The Permian through Jurassic stratigraphy of the Colorado Plateau area of southeastern Utah is a great example of Original Horizontality and the Law of Superposition, two important ideas used in relative dating.
These strata make up much of the famous prominent rock formations in widely spaced protected areas such as Capitol Reef National Park and Canyonlands National Park.
He also found that certain animals were in only certain layers and that they were in the same layers all across England.
Due to that discovery, Smith was able to recognize the order that the rocks were formed.
While digging the Somerset Coal Canal in southwest England, he found that fossils were always in the same order in the rock layers.
The Law of Superposition, which states that older layers will be deeper in a site than more recent layers, was the summary outcome of 'relative dating' as observed in geology from the 17th century to the early 20th century.
The regular order of occurrence of fossils in rock layers was discovered around 1800 by William Smith.
Relative dating is the science of determining the relative order of past events (i.e., the age of an object in comparison to another), without necessarily determining their absolute age, (i.e. In geology, rock or superficial deposits, fossils and lithologies can be used to correlate one stratigraphic column with another.
Prior to the discovery of radiometric dating which provided a means of absolute dating in the early 20th century, archaeologists and geologists used this technique to determine ages of materials.
Though relative dating can only determine the sequential order in which a series of events occurred, not when they occur, it remains a useful technique especially in radiometric dating.

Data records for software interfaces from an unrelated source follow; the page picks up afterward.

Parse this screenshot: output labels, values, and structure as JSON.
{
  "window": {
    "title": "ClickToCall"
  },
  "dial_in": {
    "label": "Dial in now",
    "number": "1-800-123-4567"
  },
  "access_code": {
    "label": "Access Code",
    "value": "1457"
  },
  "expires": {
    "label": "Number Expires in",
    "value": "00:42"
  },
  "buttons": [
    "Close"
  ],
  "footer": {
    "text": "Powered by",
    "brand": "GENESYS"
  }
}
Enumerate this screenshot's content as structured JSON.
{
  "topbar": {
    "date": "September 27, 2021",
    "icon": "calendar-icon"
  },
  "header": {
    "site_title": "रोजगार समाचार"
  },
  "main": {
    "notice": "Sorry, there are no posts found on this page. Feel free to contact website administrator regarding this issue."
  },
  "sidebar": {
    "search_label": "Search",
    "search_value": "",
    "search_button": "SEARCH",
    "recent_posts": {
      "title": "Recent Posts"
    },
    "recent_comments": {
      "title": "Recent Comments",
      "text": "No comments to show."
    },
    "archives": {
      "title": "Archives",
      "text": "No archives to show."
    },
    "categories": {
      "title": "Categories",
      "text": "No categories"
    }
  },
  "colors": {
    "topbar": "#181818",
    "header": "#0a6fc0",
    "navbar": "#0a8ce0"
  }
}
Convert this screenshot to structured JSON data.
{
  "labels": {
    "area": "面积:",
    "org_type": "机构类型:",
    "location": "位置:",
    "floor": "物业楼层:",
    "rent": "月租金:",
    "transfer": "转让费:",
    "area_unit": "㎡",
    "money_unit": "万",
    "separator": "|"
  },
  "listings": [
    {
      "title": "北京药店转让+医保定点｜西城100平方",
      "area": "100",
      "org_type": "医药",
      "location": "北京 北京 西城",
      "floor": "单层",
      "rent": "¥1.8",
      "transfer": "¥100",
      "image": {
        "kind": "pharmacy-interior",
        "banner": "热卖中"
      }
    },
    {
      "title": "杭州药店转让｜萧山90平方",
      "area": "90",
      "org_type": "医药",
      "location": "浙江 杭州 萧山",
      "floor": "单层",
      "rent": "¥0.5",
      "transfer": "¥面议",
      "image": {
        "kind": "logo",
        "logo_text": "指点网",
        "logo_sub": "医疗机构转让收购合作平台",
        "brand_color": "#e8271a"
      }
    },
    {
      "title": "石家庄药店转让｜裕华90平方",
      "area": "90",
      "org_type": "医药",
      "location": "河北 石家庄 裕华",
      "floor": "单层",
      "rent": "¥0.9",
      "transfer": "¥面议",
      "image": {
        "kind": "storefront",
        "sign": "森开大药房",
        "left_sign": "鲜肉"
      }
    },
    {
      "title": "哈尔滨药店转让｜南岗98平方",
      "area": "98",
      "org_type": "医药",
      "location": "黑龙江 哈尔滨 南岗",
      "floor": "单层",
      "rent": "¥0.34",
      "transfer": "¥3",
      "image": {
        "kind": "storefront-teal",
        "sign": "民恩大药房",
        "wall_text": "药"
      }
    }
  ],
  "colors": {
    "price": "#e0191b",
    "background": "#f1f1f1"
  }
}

Relative dating by biostratigraphy is the preferred method in paleontology, and is in some respects more accurate (Stanley, 167–69).